Ireland has set an ambitious target to have one in ten total trips made on bicycle by 2020. One of the main measures to achieve this target is the development of safe, comfortable and high-quality cycling network. This led the transport authority of the Greater Dublin Area (GDA) to draft an ambitious cycle network plan, which was published December 2013.  The plan will see the GDA’s existing cycle network increase from 500 km in length to 2 900 km by 2020. 


The GDA includes the city of Dublin and the surrounding counties of Dun Laoghaire-Rathdown, Fingal, South Dublin, Kildare, Meath and Wicklow.  The GDA has 1.8 million inhabitants, almost 40 per cent of the Irish population.  Sixty-four per cent of people in the GDA use a car for their transport; 12 per cent use the bus; and 5 per cent cycle.

In 2009 Ireland’s first National Cycle Policy Framework was published, which sets a target for 10 per cent of all trips to be made by bicycle by 2020. For areas with a more intense land use like the GDA this means a substantial higher target of about 20 per cent to ensure the national objective is achieved.

In action 

A pre-condition for a high bicycle-share is the existence of an integrated, comprehensive high-quality cycling network, one that is safe, coherent, direct, attractive and comfortable. For this the GDA transport authority and its consultants developed an ambitious Cycle Network Plan (CNP) covering the whole area. Ireland’s 2011 National Cycle Manual (NCM) was used as the main planning guidance when developing the cycle network.

Formally, Ireland’s National Transport Authority (NTA) can impose the plan on the municipalities. But according to the NTA’s Michael Aherne from the NTA, good co-operation with the GDA municipalities was important to ensure success.  The local authorities were consulted regularly to provide information and to comment and confirm proposals. The CNP project team met four times with representatives of each of the seven local authorities, in addition to the NTA’s regular meetings with the municipalities. 

The methodology applied for the drafting of the CNP consisted of the following steps:

  • Mapping the existing and planned cycle network;
  • Assessing the quality of the existing main cycle routes;
  • Identifying gaps between existing and planned routes;
  • Developing a cycle-demand model for the GDA;
  • Identifying potential alignments and design solutions for each route;
  • Preparing a consolidated future cycle network plan for the GDA.

The project took about one year. The draft plan was published for commenting by the public in September 2013. The final version was published December 2013. 

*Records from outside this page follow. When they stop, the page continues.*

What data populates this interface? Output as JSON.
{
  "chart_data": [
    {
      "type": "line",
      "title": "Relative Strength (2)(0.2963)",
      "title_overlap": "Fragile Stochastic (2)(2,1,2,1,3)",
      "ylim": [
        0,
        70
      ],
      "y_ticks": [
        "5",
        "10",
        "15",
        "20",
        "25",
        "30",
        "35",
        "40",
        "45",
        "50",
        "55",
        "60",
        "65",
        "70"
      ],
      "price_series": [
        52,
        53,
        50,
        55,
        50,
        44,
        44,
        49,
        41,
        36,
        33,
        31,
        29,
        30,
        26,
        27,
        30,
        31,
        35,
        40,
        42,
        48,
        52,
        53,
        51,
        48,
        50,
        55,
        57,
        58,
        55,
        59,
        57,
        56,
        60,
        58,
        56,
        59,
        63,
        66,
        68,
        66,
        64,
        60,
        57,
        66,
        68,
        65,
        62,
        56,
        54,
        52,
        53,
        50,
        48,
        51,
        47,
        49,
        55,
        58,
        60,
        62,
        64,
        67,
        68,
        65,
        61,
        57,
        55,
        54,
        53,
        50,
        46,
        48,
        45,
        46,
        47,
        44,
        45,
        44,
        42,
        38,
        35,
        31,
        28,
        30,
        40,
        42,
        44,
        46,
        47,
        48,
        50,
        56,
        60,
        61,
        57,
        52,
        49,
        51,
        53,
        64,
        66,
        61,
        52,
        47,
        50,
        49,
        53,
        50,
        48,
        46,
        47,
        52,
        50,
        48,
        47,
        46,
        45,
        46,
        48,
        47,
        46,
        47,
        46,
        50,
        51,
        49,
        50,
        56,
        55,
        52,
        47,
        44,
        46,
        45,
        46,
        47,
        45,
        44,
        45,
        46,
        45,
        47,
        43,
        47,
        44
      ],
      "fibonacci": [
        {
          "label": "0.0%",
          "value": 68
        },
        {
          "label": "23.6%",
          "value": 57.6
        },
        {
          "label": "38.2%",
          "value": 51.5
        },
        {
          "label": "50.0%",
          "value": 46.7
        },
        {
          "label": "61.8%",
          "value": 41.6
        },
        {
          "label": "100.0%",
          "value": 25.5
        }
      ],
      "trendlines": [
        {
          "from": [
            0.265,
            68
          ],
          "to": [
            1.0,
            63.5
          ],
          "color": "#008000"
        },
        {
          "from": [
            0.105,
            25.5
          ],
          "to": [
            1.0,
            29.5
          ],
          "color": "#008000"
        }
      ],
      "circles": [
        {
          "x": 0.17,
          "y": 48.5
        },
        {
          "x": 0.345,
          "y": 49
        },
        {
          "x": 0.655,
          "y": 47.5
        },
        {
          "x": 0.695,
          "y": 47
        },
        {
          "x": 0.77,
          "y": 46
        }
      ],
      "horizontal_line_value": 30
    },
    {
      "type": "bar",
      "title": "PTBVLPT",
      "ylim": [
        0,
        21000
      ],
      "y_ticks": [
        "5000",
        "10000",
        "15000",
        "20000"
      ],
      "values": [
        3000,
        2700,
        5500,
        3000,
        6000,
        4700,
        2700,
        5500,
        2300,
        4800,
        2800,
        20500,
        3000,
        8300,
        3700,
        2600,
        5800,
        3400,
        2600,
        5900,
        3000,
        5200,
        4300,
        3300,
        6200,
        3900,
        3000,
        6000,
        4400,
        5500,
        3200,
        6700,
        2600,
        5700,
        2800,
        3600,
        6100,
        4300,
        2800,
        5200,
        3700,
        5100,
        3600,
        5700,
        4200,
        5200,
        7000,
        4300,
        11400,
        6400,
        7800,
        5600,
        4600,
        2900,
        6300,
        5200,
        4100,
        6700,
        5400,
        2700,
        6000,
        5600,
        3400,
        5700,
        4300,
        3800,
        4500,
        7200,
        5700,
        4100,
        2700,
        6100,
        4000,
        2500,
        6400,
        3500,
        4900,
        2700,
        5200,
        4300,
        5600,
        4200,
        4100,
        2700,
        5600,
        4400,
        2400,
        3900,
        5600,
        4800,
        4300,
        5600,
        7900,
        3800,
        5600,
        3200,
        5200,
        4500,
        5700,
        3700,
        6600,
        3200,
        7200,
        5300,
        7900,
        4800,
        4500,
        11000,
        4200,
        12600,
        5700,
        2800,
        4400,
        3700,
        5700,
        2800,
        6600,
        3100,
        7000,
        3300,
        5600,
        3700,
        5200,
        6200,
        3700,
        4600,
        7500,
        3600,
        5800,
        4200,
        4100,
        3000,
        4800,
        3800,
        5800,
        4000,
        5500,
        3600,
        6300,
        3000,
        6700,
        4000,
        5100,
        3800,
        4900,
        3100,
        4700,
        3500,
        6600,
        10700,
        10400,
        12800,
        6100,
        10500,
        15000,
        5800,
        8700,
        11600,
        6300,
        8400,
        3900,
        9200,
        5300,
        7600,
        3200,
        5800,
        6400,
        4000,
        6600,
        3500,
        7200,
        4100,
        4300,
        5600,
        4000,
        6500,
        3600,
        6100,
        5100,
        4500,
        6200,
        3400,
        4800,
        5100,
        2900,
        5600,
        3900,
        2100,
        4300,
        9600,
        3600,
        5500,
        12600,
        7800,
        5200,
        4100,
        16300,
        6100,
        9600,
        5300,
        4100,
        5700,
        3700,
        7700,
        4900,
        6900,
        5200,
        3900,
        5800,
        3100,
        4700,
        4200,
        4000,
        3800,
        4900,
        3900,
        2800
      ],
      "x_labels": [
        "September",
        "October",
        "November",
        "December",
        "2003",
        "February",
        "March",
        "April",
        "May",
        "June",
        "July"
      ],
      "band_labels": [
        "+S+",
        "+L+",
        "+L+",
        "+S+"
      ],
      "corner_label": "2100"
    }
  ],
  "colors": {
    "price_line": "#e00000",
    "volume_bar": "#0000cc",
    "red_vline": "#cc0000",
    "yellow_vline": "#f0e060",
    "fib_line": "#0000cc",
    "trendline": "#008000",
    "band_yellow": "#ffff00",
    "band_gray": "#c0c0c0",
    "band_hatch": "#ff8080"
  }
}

In accordance with Ireland’s NCM, the cycle network consists of a hierarchy of cycle links and routes that provide different levels of importance for cyclists:

Primary Network

  • Main cycle arteries that cross the urban area, and carry most cycle traffic;

Secondary Network

  • Links between the principal cycle routes and local zones;

Feeder Network

  • Cycle routes within local zones, and/or connections from zones to the network levels above.

The GDA cycle network, currently 500km, will reach 2 900km in length by 2020 and include a number of long-distance cycle routes. The completed network will facilitate safe and comfortable cycling between all origins and destinations in the GDA. The municipalities will implement the new cycle infrastructure following the NTA’s approval. The NTA will also provide the funding, an investment which is calculated to be about €1 million per km of new cycle path. The implementation of four inner-city cycle routes has already started. The new network will accommodate a rise in cycling trips during weekday morning peak hours, from around 22 000 trips that currently take place to an expected 75 000 trips.

Comments received during the public consultation were mainly positive. There were mainly specific questions on how the plans will work, for example about new recreational cycle routes. The NTA is also preparing accompanying measures like cycle information and promotion, cycle training, hiring and sharing initiatives and parking facilities – all of which are required to encourage people to cycle more.

Challenges, opportunities and transferability 

‘The methodology applied in this project proved to work very well. The same method is now also applied in other Irish cities, like Galway, Waterford and Cork,’ said Aherne.  ‘The NCM proved to be useful and good quality guidance when we were developing the cycle network.’ However, Aherne noted, the environmental impact analysis took much more effort than expected.

The cycle model, developed by the consultants and now owned and run by the NTA, is a very important outcome of this project. It allowed the NTA to estimate the volume of cyclists on each route in the study area for different scenarios and network designs. It is now also applied in other Irish cities.

The CNP sets out proposals for individual network links at a strategic level. These individual link proposals are subject to possible refinement and amendment as part of the planning and development process of each scheme, while maintaining the overall intent of the proposed network.

Walking and cycling
Greater Dublin Area
Michael Aherne
Rob Jeuring
24 Aug 2015
24 Aug 2015